While his official duty hours are from 8 am to 8 pm, the head constable earning nearly Rs 50,000 a month rarely retires for the day before 10 pm. “When the day is over, I just go to my barracks (in the police station) and try to catch some sleep,” says Harindra. He has a TV, but is too tired to watch it.
Each head constable has to serve a year as in-charge of a malkhana during his or her service. However, due to the slow and long procedure of new personnel taking charge and the existing one being relieved, the process takes two to three years. Harindra took over a year ago, after spending eight months under the former malkhana in-charge getting the hang of things.
Today, Harindra has had a bad start to his day. Around 11 am, he left his barracks to meet the ‘district nazir (in-charge of case properties of the city)’ at the Tis Hazari Court to submit some evidence. Tis Hazari is over 22 km away, and Harindra was half-way there when he found out that the district nazir was on leave and he had to return.
Appointed by the Delhi government, the district nazir is in-charge of case properties under all of the city’s police stations.
Three hours later, Harindra is still at his desk, updating his register. “The walls and ceilings are collapsing under seepage.

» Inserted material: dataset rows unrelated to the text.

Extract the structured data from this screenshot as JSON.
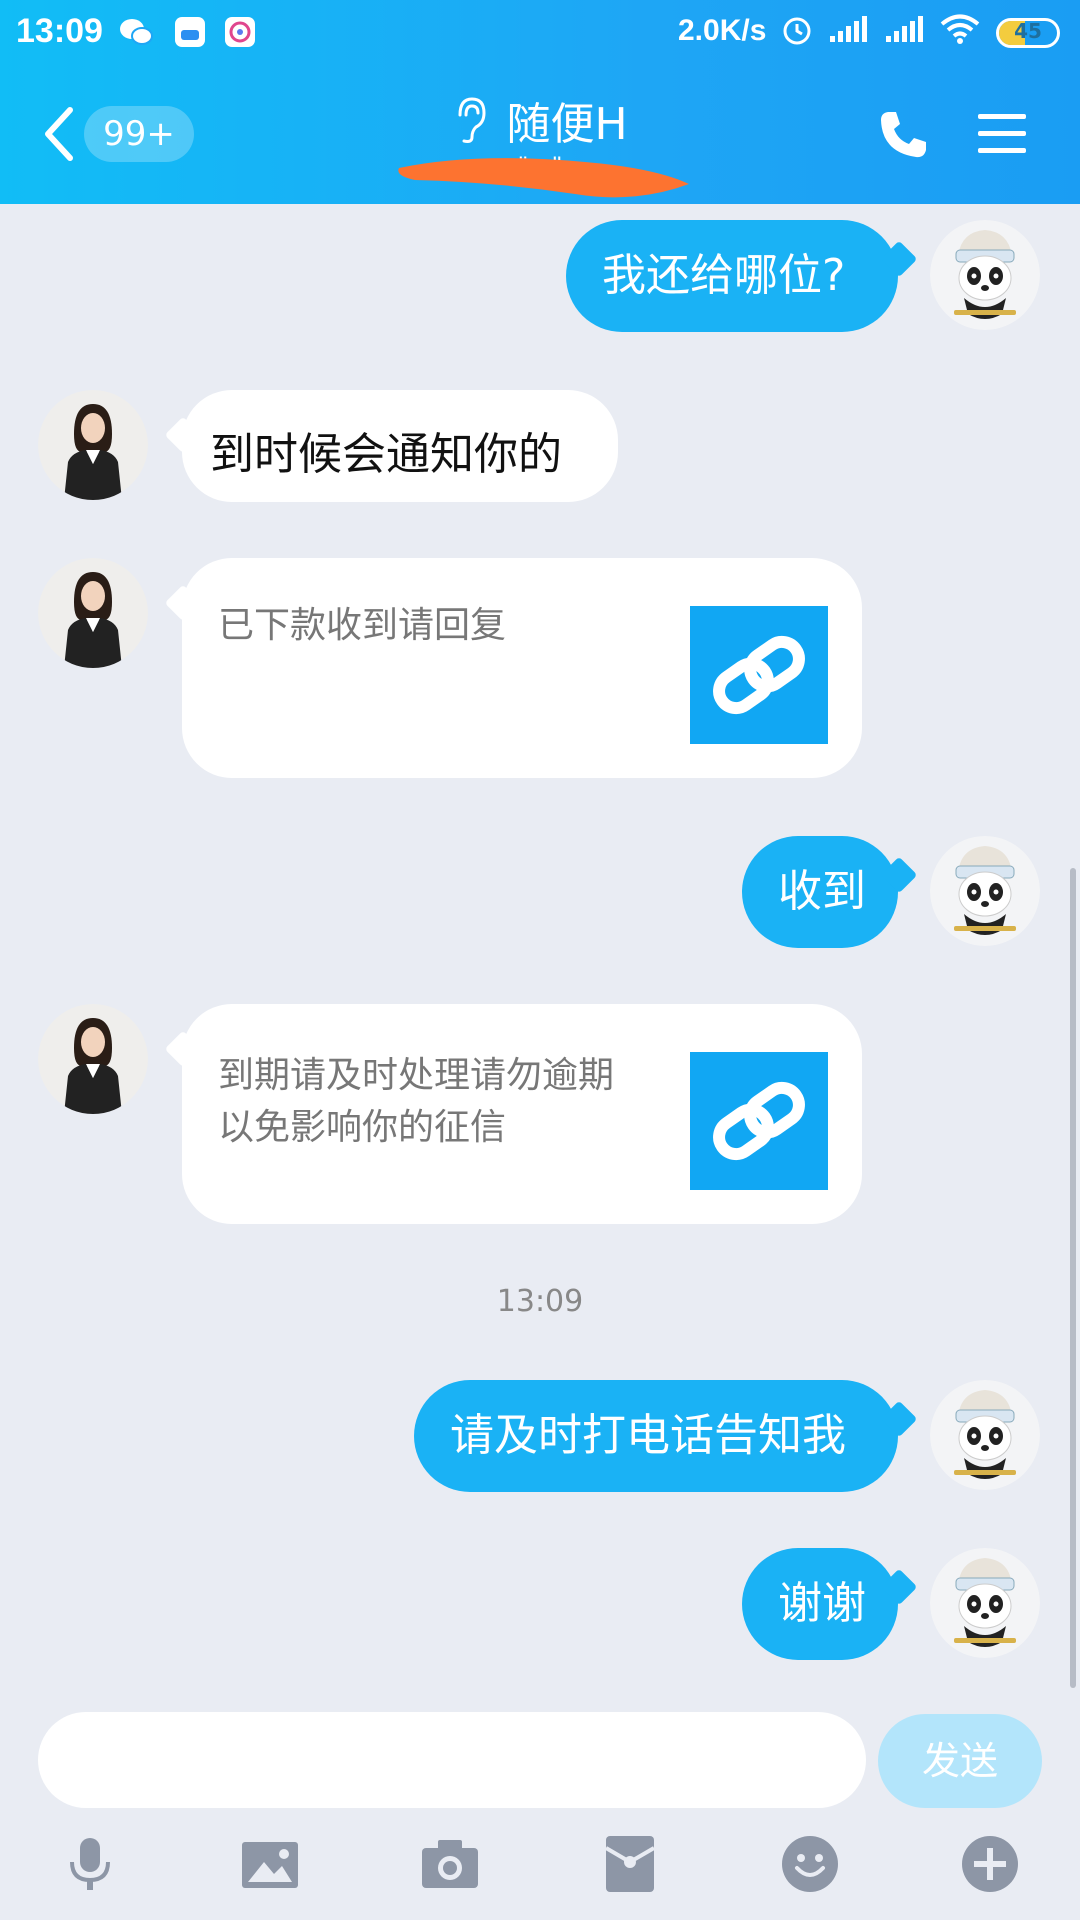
{
  "status_bar": {
    "time": "13:09",
    "network_speed": "2.0K/s",
    "battery_level": "45",
    "battery_fraction": 0.45,
    "icons": [
      "wechat-icon",
      "app-icon",
      "qq-icon",
      "alarm-icon",
      "signal-icon",
      "signal-icon",
      "wifi-icon",
      "battery-icon"
    ]
  },
  "header": {
    "unread_count": "99+",
    "title": "随便H",
    "subtitle": "\"...\"",
    "icons": [
      "chevron-left-icon",
      "ear-icon",
      "phone-icon",
      "menu-icon"
    ]
  },
  "messages": [
    {
      "side": "out",
      "text": "我还给哪位?"
    },
    {
      "side": "in",
      "text": "到时候会通知你的"
    },
    {
      "side": "in",
      "type": "link-card",
      "text": "已下款收到请回复"
    },
    {
      "side": "out",
      "text": "收到"
    },
    {
      "side": "in",
      "type": "link-card",
      "text": "到期请及时处理请勿逾期以免影响你的征信"
    },
    {
      "side": "out",
      "text": "请及时打电话告知我"
    },
    {
      "side": "out",
      "text": "谢谢"
    }
  ],
  "time_separator": "13:09",
  "composer": {
    "input_value": "",
    "send_label": "发送",
    "toolbar": [
      "microphone-icon",
      "image-icon",
      "camera-icon",
      "red-packet-icon",
      "emoji-icon",
      "plus-icon"
    ]
  },
  "colors": {
    "header": "#1ea6f5",
    "outgoing_bubble": "#1ab2f5",
    "incoming_bubble": "#ffffff",
    "background": "#e9ecf3",
    "send_button": "#b3e5fb"
  }
}
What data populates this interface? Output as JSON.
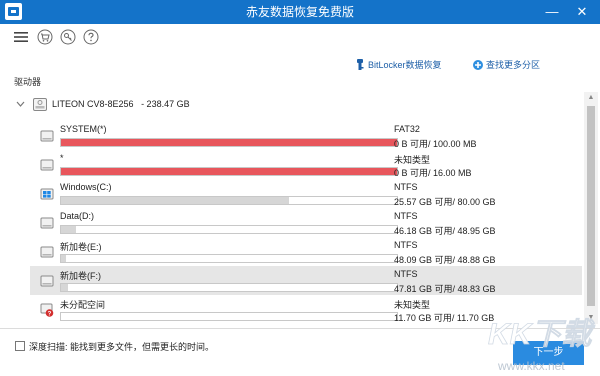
{
  "window": {
    "title": "赤友数据恢复免费版",
    "minimize_glyph": "—",
    "close_glyph": "✕"
  },
  "toolbar": {
    "icons": [
      "menu-icon",
      "cart-icon",
      "key-icon",
      "help-icon"
    ]
  },
  "links": {
    "bitlocker": "BitLocker数据恢复",
    "find_partitions": "查找更多分区"
  },
  "drives_label": "驱动器",
  "disk": {
    "model": "LITEON CV8-8E256",
    "size": "- 238.47 GB"
  },
  "partitions": [
    {
      "name": "SYSTEM(*)",
      "fs": "FAT32",
      "usage": "0 B 可用/ 100.00 MB",
      "used_fraction": 1.0,
      "bar_color": "#e8565c",
      "icon": "drive-icon",
      "selected": false
    },
    {
      "name": "*",
      "fs": "未知类型",
      "usage": "0 B 可用/ 16.00 MB",
      "used_fraction": 1.0,
      "bar_color": "#e8565c",
      "icon": "drive-icon",
      "selected": false
    },
    {
      "name": "Windows(C:)",
      "fs": "NTFS",
      "usage": "25.57 GB 可用/ 80.00 GB",
      "used_fraction": 0.68,
      "bar_color": "#d6d6d6",
      "icon": "windows-drive-icon",
      "selected": false
    },
    {
      "name": "Data(D:)",
      "fs": "NTFS",
      "usage": "46.18 GB 可用/ 48.95 GB",
      "used_fraction": 0.044,
      "bar_color": "#d6d6d6",
      "icon": "drive-icon",
      "selected": false
    },
    {
      "name": "新加卷(E:)",
      "fs": "NTFS",
      "usage": "48.09 GB 可用/ 48.88 GB",
      "used_fraction": 0.016,
      "bar_color": "#d6d6d6",
      "icon": "drive-icon",
      "selected": false
    },
    {
      "name": "新加卷(F:)",
      "fs": "NTFS",
      "usage": "47.81 GB 可用/ 48.83 GB",
      "used_fraction": 0.021,
      "bar_color": "#d6d6d6",
      "icon": "drive-icon",
      "selected": true
    },
    {
      "name": "未分配空间",
      "fs": "未知类型",
      "usage": "11.70 GB 可用/ 11.70 GB",
      "used_fraction": 0.0,
      "bar_color": "#d6d6d6",
      "icon": "unallocated-icon",
      "selected": false
    }
  ],
  "footer": {
    "deep_scan_label": "深度扫描: 能找到更多文件，但需更长的时间。",
    "next_label": "下一步"
  },
  "watermark": {
    "line1": "KK下载",
    "line2": "www.kkx.net"
  },
  "colors": {
    "titlebar": "#1473c9",
    "accent_link": "#1d5fa8",
    "used_red": "#e8565c",
    "button_blue": "#2a8be0"
  }
}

I have to work hard to keep the records and case property safe from rodents, insects and other damage,” he says. “In case of a property missing, I can be booked or have a departmental inquiry lodged against me,” he adds.
Every two days, Harindra visits the Saket Court Complex warehouse to count the vehicles there and update the records.
As Harindra works on the register, he fields calls almost constantly, some from his junior assistant who has gone to the Saket Court to produce case evidence on his behalf. In between, at around 2 pm, he takes a brief break for lunch at the police mess. The menu hardly changes, and Harindra has his usual thali with chapatis, sabzi, dal and curd. He won’t get any more breaks during the day.
At around 3 pm, two people approach him to get their case property released. He tells them calmly to come with photocopies of their court order documents along with an affidavit signed by two witnesses testifying to receipt of the case property. He says they can pick a time to collect their belongings once they have the documents ready.
Even when his office hours are over, Harindra says, he has to be on call. “A case can come up any time, be it the middle of the night. The investigation officer has to make an entry in my register.”
A Class 10 pass, Harindra, who is from Ballia in Uttar Pradesh, joined the Delhi Police in 1995 and was posted in several units before coming to the South District. His family continues to stay in UP, which is why the barracks suit him best, the head constable says. “Besides, I am required here 24X7.”
Harindra goes home twice a year, but these days, it’s never for long. “The workload is heavy and if I take long leave, it starts piling up. I feel it’s tougher for my wife and two children, who have to make do without me,” he says, bending down on his register.